Banks culpable in Auckland housing crisis

The following letter was sent to the editor of the Listener but not published, so we publish it here.

Absent from the vigorous discussion of the Auckland housing crisis on The Vote (Sept 11, TV3) was mention of the role of banks in creating this crisis. They stand to gain billions not just from the rising price of houses but from the eventual crash.

In a January 2013 seminar IMF economist and former Barclays Bank manager Michael Kumhof makes it clear that the role of banks is not intermediation but to create credit and control its supply.

“The key function of banks is money creation not intermediation. What that means is that it becomes very easy for banks to start or lead a lending boom even though policy makers might not, because if they feel that the time is right, they simply expand the money supply. There is no third party involved, just the bank and the customer and I make the loan.”

Yes the banks have started a lending boom in Auckland, rewarding staff who issue more loans. Banks find it more profitable to row the economy between easy money and tight money then “laugh all the way to the bank when it finally collapses”. Loan to value restrictions will not help.

Alan Dudson, an Auckland accountant, says “In Auckland it is not uncommon for residential real estate investors to own five, 10, 20, 50, or even 100 houses.”

And all the while Government collaborates by making the interest, insurance, rates and maintenance tax deductible.

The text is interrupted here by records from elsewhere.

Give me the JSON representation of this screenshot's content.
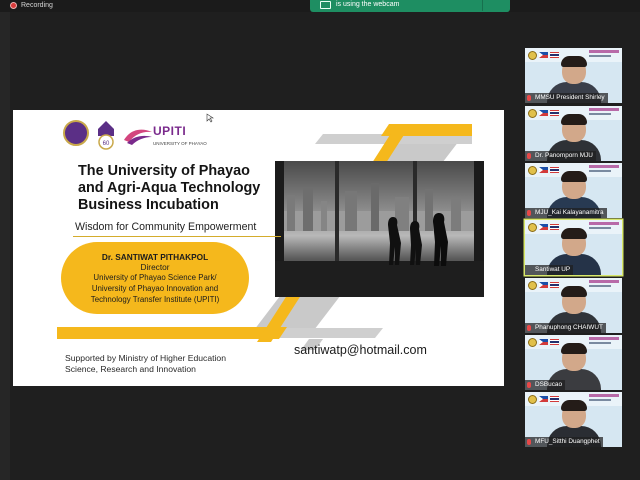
{
  "recording": {
    "label": "Recording",
    "color": "#d93b3b"
  },
  "notification": {
    "text": "is using the webcam",
    "color": "#1e8e62"
  },
  "slide": {
    "logo_text": "UPITI",
    "logo_subtext": "UNIVERSITY OF PHAYAO",
    "seal_caption": "60",
    "title_lines": [
      "The University of Phayao",
      "and Agri-Aqua Technology",
      "Business Incubation"
    ],
    "subtitle": "Wisdom for Community Empowerment",
    "presenter": {
      "name": "Dr. SANTIWAT PITHAKPOL",
      "role": "Director",
      "affiliation_lines": [
        "University of Phayao Science Park/",
        "University of Phayao Innovation and",
        "Technology Transfer Institute (UPITI)"
      ]
    },
    "email": "santiwatp@hotmail.com",
    "support_lines": [
      "Supported by Ministry of Higher Education",
      "Science, Research and Innovation"
    ],
    "accent_colors": {
      "yellow": "#f5b81c",
      "purple": "#7a2a8c"
    }
  },
  "participants": [
    {
      "name": "MMSU President Shirley",
      "muted": true,
      "active": false
    },
    {
      "name": "Dr. Panomporn MJU",
      "muted": true,
      "active": false
    },
    {
      "name": "MJU_Kai Kalayanamitra",
      "muted": true,
      "active": false
    },
    {
      "name": "Santiwat UP",
      "muted": false,
      "active": true
    },
    {
      "name": "Phanuphong CHAIWUT",
      "muted": true,
      "active": false
    },
    {
      "name": "DSBucao",
      "muted": true,
      "active": false
    },
    {
      "name": "MFU_Sitthi Duangphet",
      "muted": true,
      "active": false
    }
  ]
}
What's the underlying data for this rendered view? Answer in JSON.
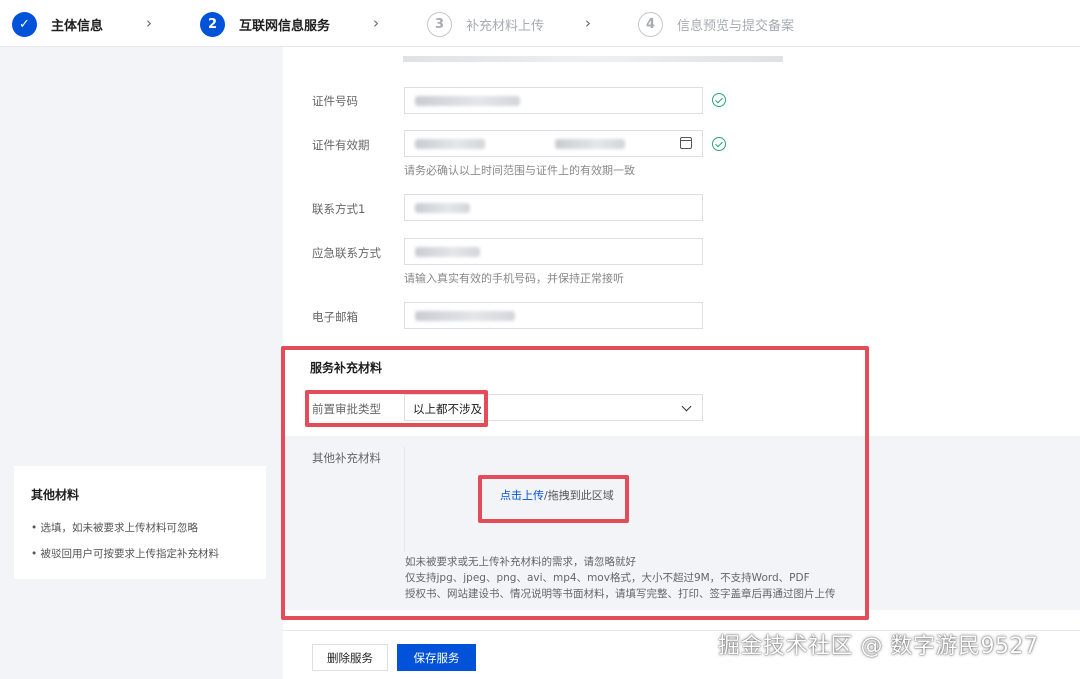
{
  "stepper": {
    "steps": [
      {
        "index": "✓",
        "label": "主体信息",
        "state": "done"
      },
      {
        "index": "2",
        "label": "互联网信息服务",
        "state": "active"
      },
      {
        "index": "3",
        "label": "补充材料上传",
        "state": "todo"
      },
      {
        "index": "4",
        "label": "信息预览与提交备案",
        "state": "todo"
      }
    ]
  },
  "form": {
    "cert_number_label": "证件号码",
    "cert_validity_label": "证件有效期",
    "cert_validity_help": "请务必确认以上时间范围与证件上的有效期一致",
    "contact1_label": "联系方式1",
    "emergency_label": "应急联系方式",
    "emergency_help": "请输入真实有效的手机号码，并保持正常接听",
    "email_label": "电子邮箱"
  },
  "supplement": {
    "title": "服务补充材料",
    "approval_type_label": "前置审批类型",
    "approval_type_value": "以上都不涉及",
    "other_materials_label": "其他补充材料",
    "upload_link": "点击上传",
    "upload_rest": "/拖拽到此区域",
    "notes": [
      "如未被要求或无上传补充材料的需求，请忽略就好",
      "仅支持jpg、jpeg、png、avi、mp4、mov格式，大小不超过9M，不支持Word、PDF",
      "授权书、网站建设书、情况说明等书面材料，请填写完整、打印、签字盖章后再通过图片上传"
    ]
  },
  "footer": {
    "delete_label": "删除服务",
    "save_label": "保存服务"
  },
  "side_card": {
    "title": "其他材料",
    "items": [
      "选填，如未被要求上传材料可忽略",
      "被驳回用户可按要求上传指定补充材料"
    ]
  },
  "watermark": "掘金技术社区 @ 数字游民9527",
  "colors": {
    "primary": "#0052d9",
    "success": "#2ba471",
    "annotation": "#e34d59"
  }
}
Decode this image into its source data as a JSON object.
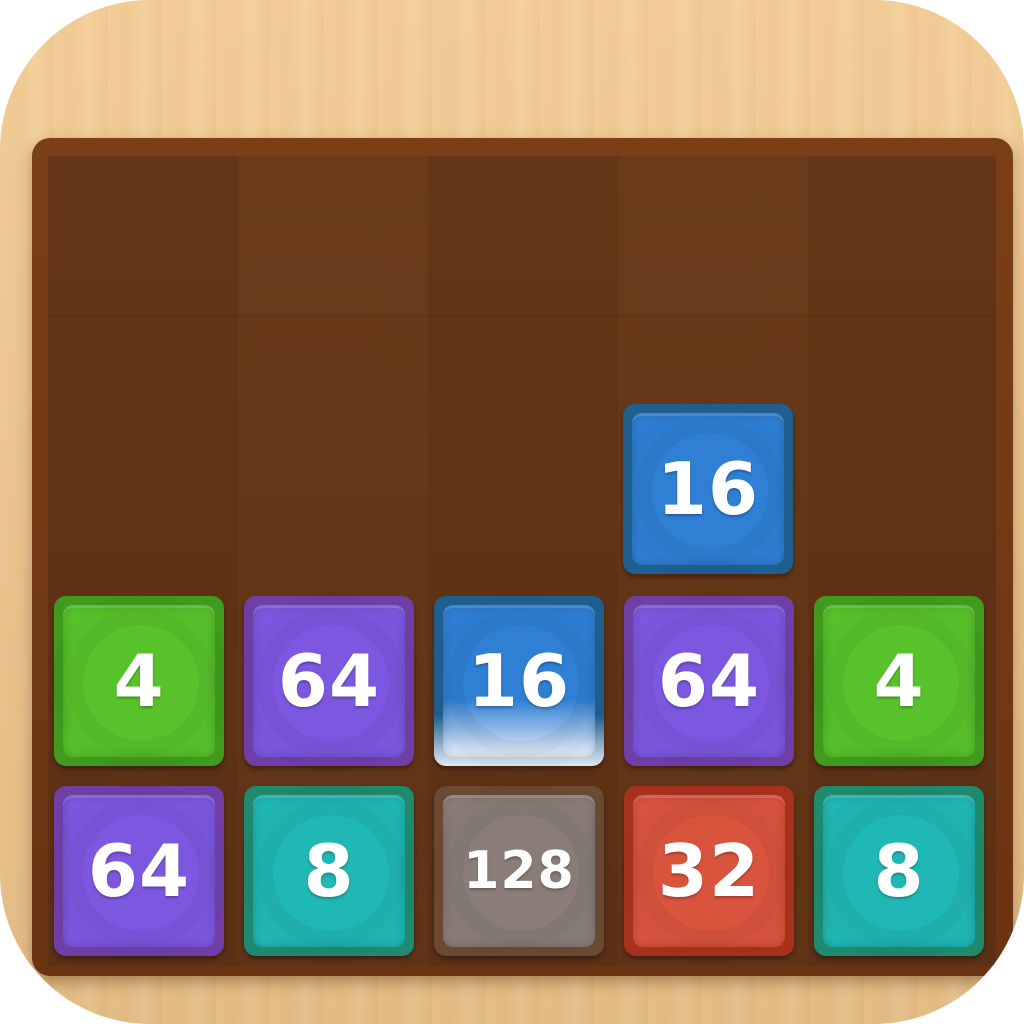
{
  "game": {
    "board": {
      "columns": 5,
      "rows": 4
    },
    "tiles": {
      "top_col4": {
        "value": "16",
        "color": "#2f7fd4"
      },
      "r3c1": {
        "value": "4",
        "color": "#58c22b"
      },
      "r3c2": {
        "value": "64",
        "color": "#7c58e0"
      },
      "r3c3": {
        "value": "16",
        "color": "#2f7fd4",
        "state": "merging"
      },
      "r3c4": {
        "value": "64",
        "color": "#7c58e0"
      },
      "r3c5": {
        "value": "4",
        "color": "#58c22b"
      },
      "r4c1": {
        "value": "64",
        "color": "#7c58e0"
      },
      "r4c2": {
        "value": "8",
        "color": "#20b8b4"
      },
      "r4c3": {
        "value": "128",
        "color": "#8a7d78"
      },
      "r4c4": {
        "value": "32",
        "color": "#d9543d"
      },
      "r4c5": {
        "value": "8",
        "color": "#20b8b4"
      }
    },
    "colors": {
      "frame_wood": "#efc68c",
      "board_rim": "#6a3312",
      "board_background": "#5d3216"
    }
  }
}
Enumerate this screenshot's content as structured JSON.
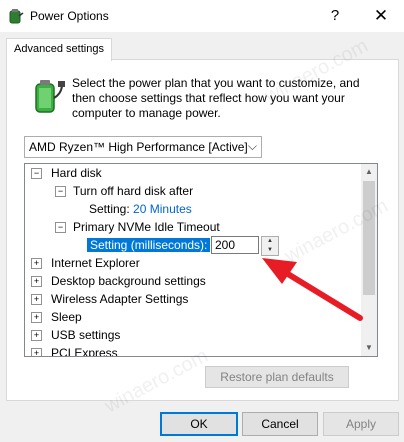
{
  "window": {
    "title": "Power Options",
    "help_glyph": "?",
    "close_glyph": "✕"
  },
  "tab": {
    "label": "Advanced settings"
  },
  "intro": {
    "text": "Select the power plan that you want to customize, and then choose settings that reflect how you want your computer to manage power."
  },
  "plan_select": {
    "value": "AMD Ryzen™ High Performance [Active]"
  },
  "tree": {
    "items": [
      {
        "label": "Hard disk",
        "expander": "⊟"
      },
      {
        "label": "Turn off hard disk after",
        "expander": "⊟"
      },
      {
        "label": "Setting:",
        "value": "20 Minutes"
      },
      {
        "label": "Primary NVMe Idle Timeout",
        "expander": "⊟"
      },
      {
        "label": "Setting (milliseconds):",
        "value": "200"
      },
      {
        "label": "Internet Explorer",
        "expander": "⊞"
      },
      {
        "label": "Desktop background settings",
        "expander": "⊞"
      },
      {
        "label": "Wireless Adapter Settings",
        "expander": "⊞"
      },
      {
        "label": "Sleep",
        "expander": "⊞"
      },
      {
        "label": "USB settings",
        "expander": "⊞"
      },
      {
        "label": "PCI Express",
        "expander": "⊞"
      }
    ]
  },
  "buttons": {
    "restore": "Restore plan defaults",
    "ok": "OK",
    "cancel": "Cancel",
    "apply": "Apply"
  },
  "watermark": "winaero.com",
  "colors": {
    "selection": "#0078d7",
    "link": "#0066cc",
    "annotation_arrow": "#e81c24"
  },
  "icons": {
    "app": "power-options-icon",
    "plan": "battery-plug-icon",
    "expand": "plus-box-icon",
    "collapse": "minus-box-icon"
  }
}
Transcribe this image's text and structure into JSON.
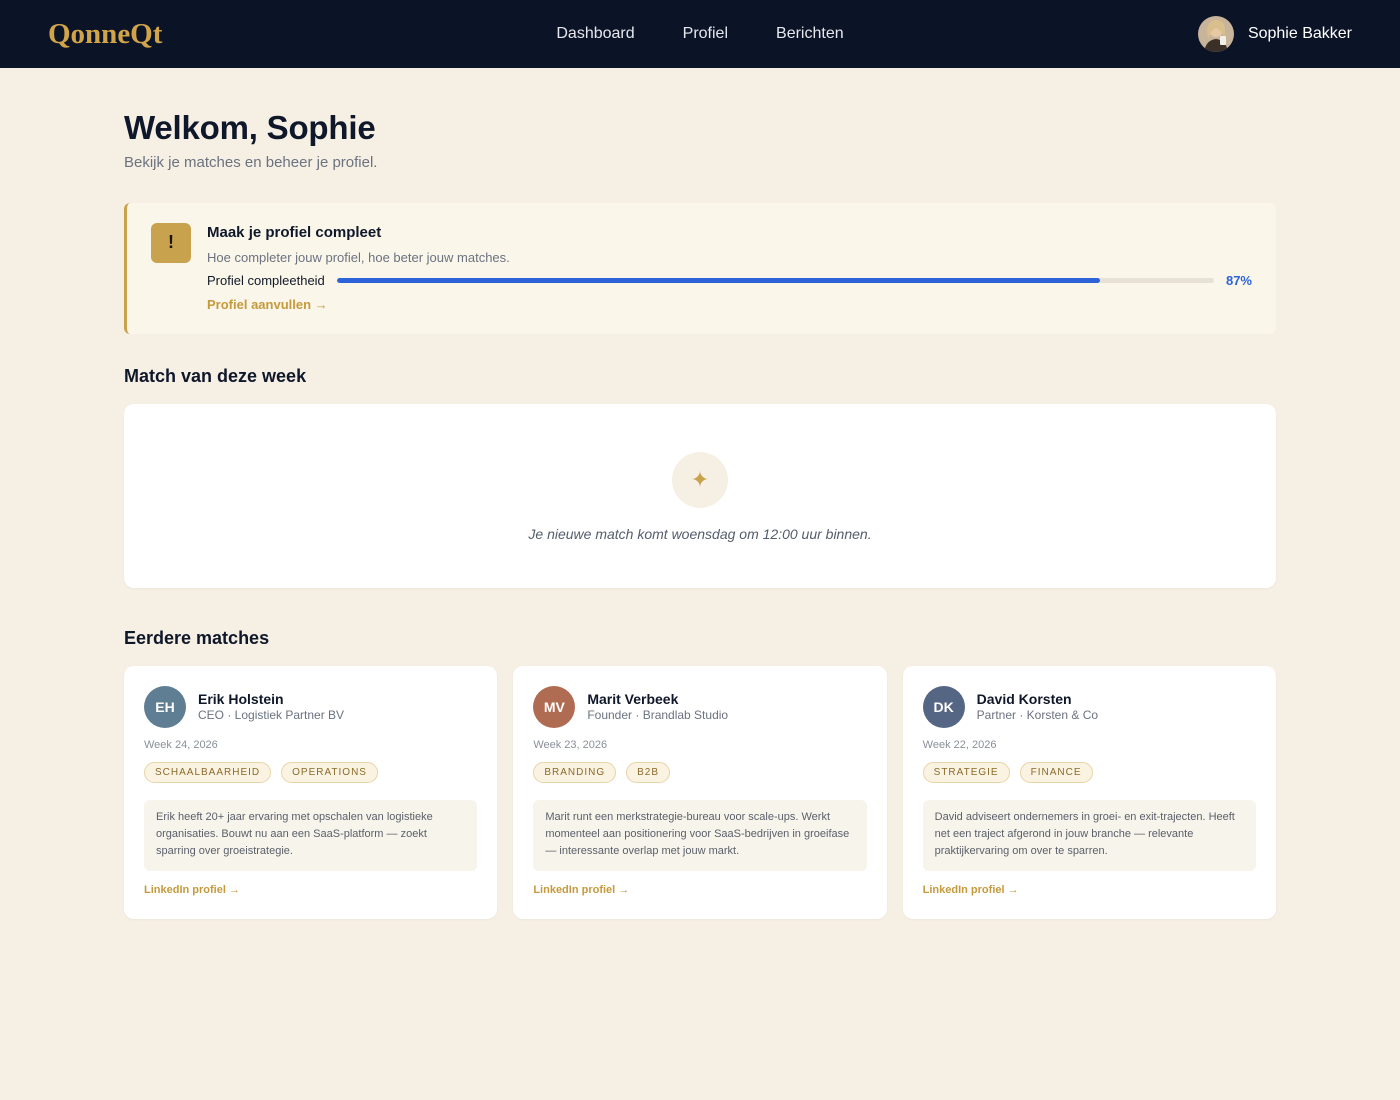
{
  "app": {
    "logo": "QonneQt"
  },
  "nav": {
    "items": [
      {
        "label": "Dashboard"
      },
      {
        "label": "Profiel"
      },
      {
        "label": "Berichten"
      }
    ]
  },
  "user": {
    "name": "Sophie Bakker"
  },
  "header": {
    "title": "Welkom, Sophie",
    "subtitle": "Bekijk je matches en beheer je profiel."
  },
  "profile_completion": {
    "badge": "!",
    "title": "Maak je profiel compleet",
    "subtitle": "Hoe completer jouw profiel, hoe beter jouw matches.",
    "progress_label": "Profiel compleetheid",
    "percent_value": 87,
    "percent_text": "87%",
    "link": "Profiel aanvullen →",
    "colors": {
      "accent": "#c9a24d",
      "progress": "#2c63d8"
    }
  },
  "week_match": {
    "title": "Match van deze week",
    "icon": "sparkle-icon",
    "message": "Je nieuwe match komt woensdag om 12:00 uur binnen."
  },
  "earlier": {
    "title": "Eerdere matches",
    "matches": [
      {
        "initials": "EH",
        "avatar_color": "#5f7d93",
        "name": "Erik Holstein",
        "role": "CEO · Logistiek Partner BV",
        "week": "Week 24, 2026",
        "tags": [
          "Schaalbaarheid",
          "Operations"
        ],
        "description": "Erik heeft 20+ jaar ervaring met opschalen van logistieke organisaties. Bouwt nu aan een SaaS-platform — zoekt sparring over groeistrategie.",
        "link": "LinkedIn profiel →"
      },
      {
        "initials": "MV",
        "avatar_color": "#b06c52",
        "name": "Marit Verbeek",
        "role": "Founder · Brandlab Studio",
        "week": "Week 23, 2026",
        "tags": [
          "Branding",
          "B2B"
        ],
        "description": "Marit runt een merkstrategie-bureau voor scale-ups. Werkt momenteel aan positionering voor SaaS-bedrijven in groeifase — interessante overlap met jouw markt.",
        "link": "LinkedIn profiel →"
      },
      {
        "initials": "DK",
        "avatar_color": "#556684",
        "name": "David Korsten",
        "role": "Partner · Korsten & Co",
        "week": "Week 22, 2026",
        "tags": [
          "Strategie",
          "Finance"
        ],
        "description": "David adviseert ondernemers in groei- en exit-trajecten. Heeft net een traject afgerond in jouw branche — relevante praktijkervaring om over te sparren.",
        "link": "LinkedIn profiel →"
      }
    ]
  }
}
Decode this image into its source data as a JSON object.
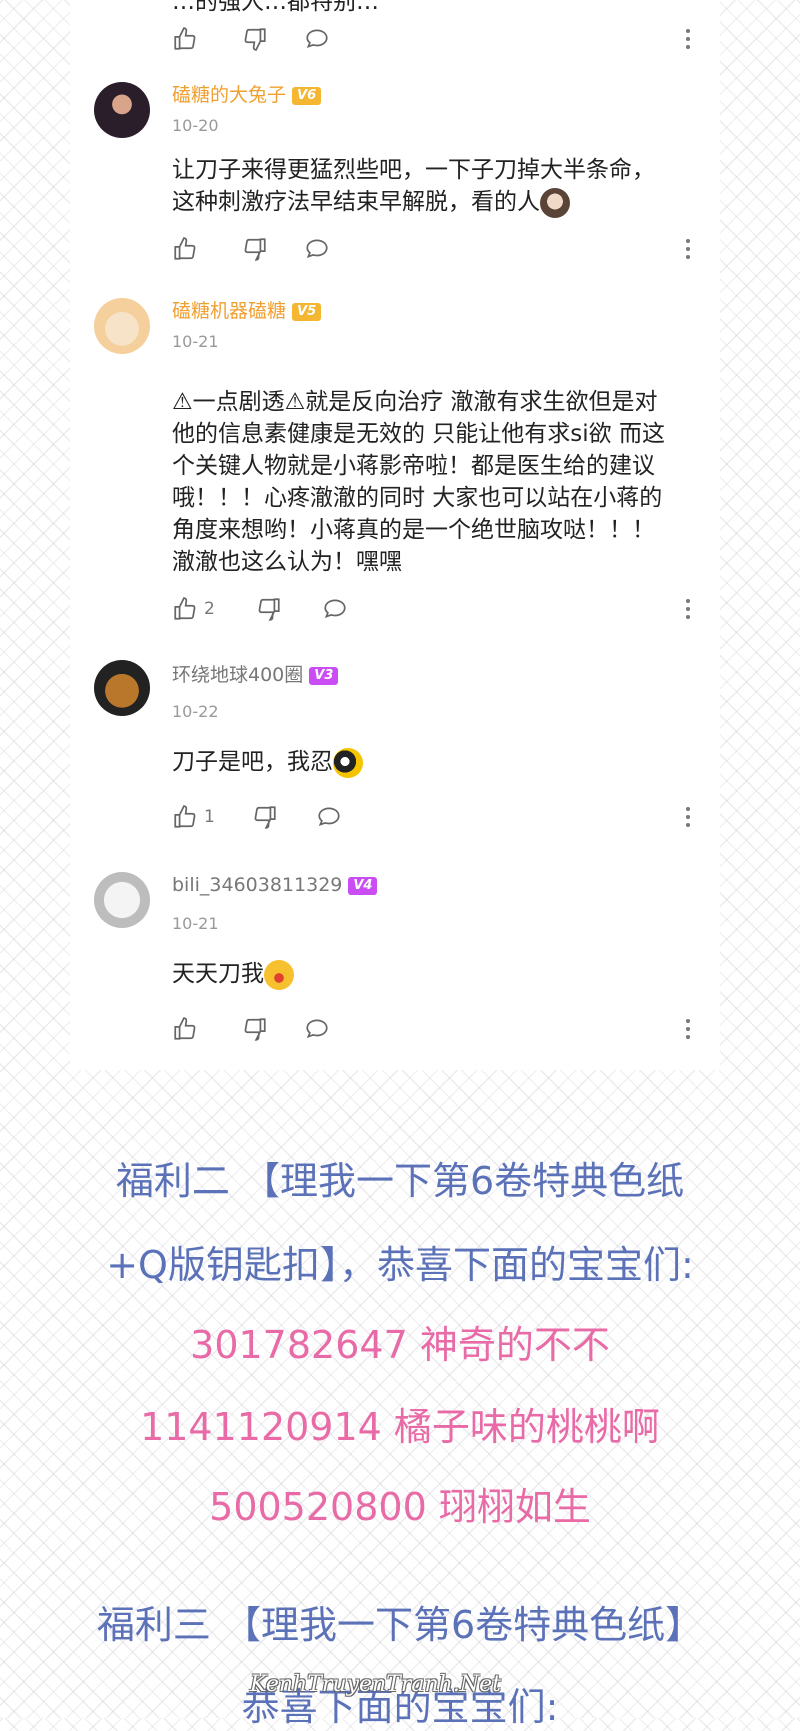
{
  "partial_top_text": "…的强人…都特别…",
  "comments": [
    {
      "username": "磕糖的大兔子",
      "level": "V6",
      "date": "10-20",
      "text": "让刀子来得更猛烈些吧，一下子刀掉大半条命，这种刺激疗法早结束早解脱，看的人",
      "likes": ""
    },
    {
      "username": "磕糖机器磕糖",
      "level": "V5",
      "date": "10-21",
      "text": "⚠一点剧透⚠就是反向治疗 澈澈有求生欲但是对他的信息素健康是无效的 只能让他有求si欲 而这个关键人物就是小蒋影帝啦！都是医生给的建议哦！！！心疼澈澈的同时 大家也可以站在小蒋的角度来想哟！小蒋真的是一个绝世脑攻哒！！！澈澈也这么认为！嘿嘿",
      "likes": "2"
    },
    {
      "username": "环绕地球400圈",
      "level": "V3",
      "date": "10-22",
      "text": "刀子是吧，我忍",
      "likes": "1"
    },
    {
      "username": "bili_34603811329",
      "level": "V4",
      "date": "10-21",
      "text": "天天刀我",
      "likes": ""
    }
  ],
  "colors": {
    "badge_orange": "#f5b732",
    "badge_purple": "#c94df2",
    "blue_text": "#5b72b8",
    "pink_text": "#e86aa6"
  },
  "announcement": {
    "line1": "福利二 【理我一下第6卷特典色纸",
    "line2": "+Q版钥匙扣】，恭喜下面的宝宝们:",
    "winners": [
      "301782647   神奇的不不",
      "1141120914  橘子味的桃桃啊",
      "500520800   珝栩如生"
    ],
    "line3": "福利三 【理我一下第6卷特典色纸】",
    "line4": "恭喜下面的宝宝们:"
  },
  "watermark": "KenhTruyenTranh.Net"
}
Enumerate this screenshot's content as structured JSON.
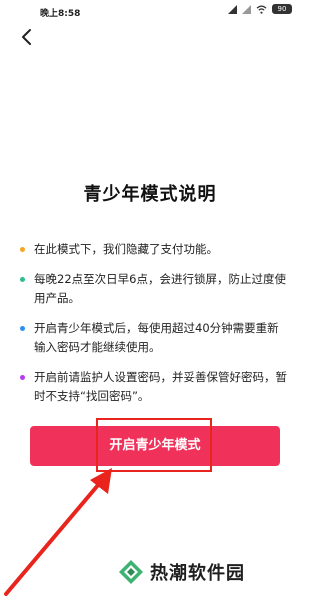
{
  "status_bar": {
    "time": "晚上8:58",
    "battery": "90"
  },
  "icons": {
    "back": "chevron-left-icon",
    "signal": "signal-icon",
    "wifi": "wifi-icon",
    "battery": "battery-icon"
  },
  "page": {
    "title": "青少年模式说明"
  },
  "rules": [
    {
      "text": "在此模式下，我们隐藏了支付功能。",
      "color": "#f5a623"
    },
    {
      "text": "每晚22点至次日早6点，会进行锁屏，防止过度使用产品。",
      "color": "#2dbf8a"
    },
    {
      "text": "开启青少年模式后，每使用超过40分钟需要重新输入密码才能继续使用。",
      "color": "#2f8ef4"
    },
    {
      "text": "开启前请监护人设置密码，并妥善保管好密码，暂时不支持“找回密码”。",
      "color": "#b63cf0"
    }
  ],
  "actions": {
    "enable_label": "开启青少年模式"
  },
  "annotation": {
    "highlight_color": "#e8241c"
  },
  "watermark": {
    "text": "热潮软件园"
  }
}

So Dudson says there is hardly any tax to pay.

When we have a government and opposition both blind to the true role of banks, banks are almost in complete charge. A tax policy favouring property investment and making it easy to hold land without financial penalty will see to that.

The opposition solutions are little better. A capital gains tax doesn’t hold down prices when too weak and just keeps land off the market when it is strong.

It can only end in tears.

1. Michael Kumhof
2. Alan Dudson. NZ Herald Let’s stop subsidising property investors.

Deirdre Kent
Spokesperson New Economics Party